• [TASK PROMPT]: Beneath this task are records; state how many of their lines hold the word "icon", and nothing else.

• [SUPPLIED INFORMATION]:
----------------------------------------

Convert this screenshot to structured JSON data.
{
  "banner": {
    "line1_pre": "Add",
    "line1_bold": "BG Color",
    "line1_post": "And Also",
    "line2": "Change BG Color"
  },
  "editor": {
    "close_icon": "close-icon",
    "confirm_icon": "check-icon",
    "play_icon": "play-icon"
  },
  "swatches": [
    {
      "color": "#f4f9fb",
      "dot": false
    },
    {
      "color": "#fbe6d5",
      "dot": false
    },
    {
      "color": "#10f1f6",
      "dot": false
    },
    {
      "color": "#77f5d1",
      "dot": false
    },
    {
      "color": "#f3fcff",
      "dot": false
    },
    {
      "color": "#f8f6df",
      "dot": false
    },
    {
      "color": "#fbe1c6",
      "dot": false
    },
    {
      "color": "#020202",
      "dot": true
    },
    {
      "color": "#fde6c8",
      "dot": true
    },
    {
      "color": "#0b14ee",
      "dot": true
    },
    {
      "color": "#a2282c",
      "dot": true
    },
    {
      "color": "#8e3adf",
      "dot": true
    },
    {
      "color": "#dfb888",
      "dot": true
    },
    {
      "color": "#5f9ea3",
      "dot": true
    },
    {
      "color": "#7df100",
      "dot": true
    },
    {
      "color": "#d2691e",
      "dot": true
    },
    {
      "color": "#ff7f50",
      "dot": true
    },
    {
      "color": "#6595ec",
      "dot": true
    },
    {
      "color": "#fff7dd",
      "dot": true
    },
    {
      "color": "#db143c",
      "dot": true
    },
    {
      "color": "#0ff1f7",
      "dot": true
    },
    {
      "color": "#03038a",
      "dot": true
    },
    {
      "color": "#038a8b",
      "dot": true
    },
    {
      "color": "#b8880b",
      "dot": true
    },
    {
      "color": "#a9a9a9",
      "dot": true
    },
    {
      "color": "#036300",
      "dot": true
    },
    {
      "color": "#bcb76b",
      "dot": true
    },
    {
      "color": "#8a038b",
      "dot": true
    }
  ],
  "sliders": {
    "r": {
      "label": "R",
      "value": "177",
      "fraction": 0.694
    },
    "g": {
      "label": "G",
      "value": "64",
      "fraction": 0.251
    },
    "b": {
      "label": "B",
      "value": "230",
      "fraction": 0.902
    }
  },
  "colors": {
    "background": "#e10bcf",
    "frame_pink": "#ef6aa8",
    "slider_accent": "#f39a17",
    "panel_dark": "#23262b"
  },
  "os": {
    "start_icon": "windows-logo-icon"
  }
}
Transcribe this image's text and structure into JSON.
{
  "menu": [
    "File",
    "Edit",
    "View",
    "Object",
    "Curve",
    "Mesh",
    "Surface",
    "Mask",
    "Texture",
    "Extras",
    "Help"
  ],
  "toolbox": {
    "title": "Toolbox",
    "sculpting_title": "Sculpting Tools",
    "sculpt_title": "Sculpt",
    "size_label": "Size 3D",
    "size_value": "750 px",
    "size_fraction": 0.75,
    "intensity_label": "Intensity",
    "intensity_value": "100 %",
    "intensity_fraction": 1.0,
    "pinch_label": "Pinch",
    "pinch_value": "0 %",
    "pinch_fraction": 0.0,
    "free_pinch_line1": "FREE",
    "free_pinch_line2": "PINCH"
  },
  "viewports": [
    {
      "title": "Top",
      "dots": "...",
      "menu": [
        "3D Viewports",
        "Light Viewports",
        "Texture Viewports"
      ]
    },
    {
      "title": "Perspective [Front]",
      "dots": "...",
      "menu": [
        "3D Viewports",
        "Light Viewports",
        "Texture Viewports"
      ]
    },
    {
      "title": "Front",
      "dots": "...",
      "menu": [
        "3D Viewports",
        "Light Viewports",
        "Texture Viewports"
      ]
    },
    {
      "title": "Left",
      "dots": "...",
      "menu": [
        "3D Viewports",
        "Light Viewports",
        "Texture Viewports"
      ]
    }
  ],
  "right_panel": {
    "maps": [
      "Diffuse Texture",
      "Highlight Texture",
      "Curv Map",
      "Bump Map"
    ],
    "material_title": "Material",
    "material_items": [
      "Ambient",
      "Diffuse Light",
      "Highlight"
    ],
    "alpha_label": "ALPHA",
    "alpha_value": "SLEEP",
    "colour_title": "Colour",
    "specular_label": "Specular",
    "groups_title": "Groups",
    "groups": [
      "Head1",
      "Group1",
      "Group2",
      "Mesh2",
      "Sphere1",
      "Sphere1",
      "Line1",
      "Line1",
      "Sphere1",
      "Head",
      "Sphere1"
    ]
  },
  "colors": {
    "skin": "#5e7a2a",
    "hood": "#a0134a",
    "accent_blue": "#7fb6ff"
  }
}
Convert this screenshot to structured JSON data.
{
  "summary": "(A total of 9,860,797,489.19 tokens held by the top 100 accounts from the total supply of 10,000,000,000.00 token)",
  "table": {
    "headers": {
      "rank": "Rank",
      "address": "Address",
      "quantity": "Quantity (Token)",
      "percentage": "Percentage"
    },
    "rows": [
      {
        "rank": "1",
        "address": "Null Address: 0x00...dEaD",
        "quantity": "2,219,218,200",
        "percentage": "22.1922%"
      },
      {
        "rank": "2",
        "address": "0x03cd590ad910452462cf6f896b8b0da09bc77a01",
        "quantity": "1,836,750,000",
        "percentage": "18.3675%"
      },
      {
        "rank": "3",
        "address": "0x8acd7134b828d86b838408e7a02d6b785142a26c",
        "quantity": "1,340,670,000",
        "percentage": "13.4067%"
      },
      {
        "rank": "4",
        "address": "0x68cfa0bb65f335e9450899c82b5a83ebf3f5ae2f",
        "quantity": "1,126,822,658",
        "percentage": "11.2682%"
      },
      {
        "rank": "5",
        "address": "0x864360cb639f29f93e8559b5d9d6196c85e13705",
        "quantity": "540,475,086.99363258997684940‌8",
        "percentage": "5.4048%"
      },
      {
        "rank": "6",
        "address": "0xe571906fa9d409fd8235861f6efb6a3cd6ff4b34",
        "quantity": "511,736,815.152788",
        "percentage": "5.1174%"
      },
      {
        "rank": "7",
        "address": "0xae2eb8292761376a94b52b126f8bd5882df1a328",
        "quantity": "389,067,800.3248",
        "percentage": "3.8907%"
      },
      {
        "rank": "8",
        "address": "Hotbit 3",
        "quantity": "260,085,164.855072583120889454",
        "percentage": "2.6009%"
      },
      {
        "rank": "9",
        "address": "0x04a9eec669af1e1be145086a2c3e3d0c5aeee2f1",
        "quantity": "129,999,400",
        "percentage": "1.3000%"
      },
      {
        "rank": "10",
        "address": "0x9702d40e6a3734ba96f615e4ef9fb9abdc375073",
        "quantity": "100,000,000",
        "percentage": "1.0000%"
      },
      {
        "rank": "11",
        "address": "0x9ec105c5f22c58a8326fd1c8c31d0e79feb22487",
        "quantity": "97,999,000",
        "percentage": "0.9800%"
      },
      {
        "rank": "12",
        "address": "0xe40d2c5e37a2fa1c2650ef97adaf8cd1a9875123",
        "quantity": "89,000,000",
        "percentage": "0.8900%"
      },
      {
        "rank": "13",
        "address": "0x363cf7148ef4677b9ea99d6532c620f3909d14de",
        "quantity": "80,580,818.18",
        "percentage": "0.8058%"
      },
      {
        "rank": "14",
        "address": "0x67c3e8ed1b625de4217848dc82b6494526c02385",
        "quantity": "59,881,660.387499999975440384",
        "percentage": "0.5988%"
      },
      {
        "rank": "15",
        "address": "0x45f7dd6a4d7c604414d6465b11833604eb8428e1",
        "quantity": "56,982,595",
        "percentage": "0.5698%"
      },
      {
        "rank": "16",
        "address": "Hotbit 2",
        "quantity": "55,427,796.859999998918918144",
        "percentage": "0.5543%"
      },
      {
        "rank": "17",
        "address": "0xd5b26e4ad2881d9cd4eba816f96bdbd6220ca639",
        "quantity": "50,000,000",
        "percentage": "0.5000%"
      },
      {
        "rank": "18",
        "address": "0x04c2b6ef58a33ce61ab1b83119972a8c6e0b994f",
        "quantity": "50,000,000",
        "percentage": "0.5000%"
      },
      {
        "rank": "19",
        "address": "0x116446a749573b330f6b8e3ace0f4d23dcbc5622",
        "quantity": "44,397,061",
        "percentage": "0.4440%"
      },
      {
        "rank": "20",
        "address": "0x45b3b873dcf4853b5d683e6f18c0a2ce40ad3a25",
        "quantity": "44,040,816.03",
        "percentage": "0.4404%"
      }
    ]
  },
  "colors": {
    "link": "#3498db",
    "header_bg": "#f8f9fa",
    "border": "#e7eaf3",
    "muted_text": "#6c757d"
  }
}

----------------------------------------

• [SOLVED PROBLEM]: 4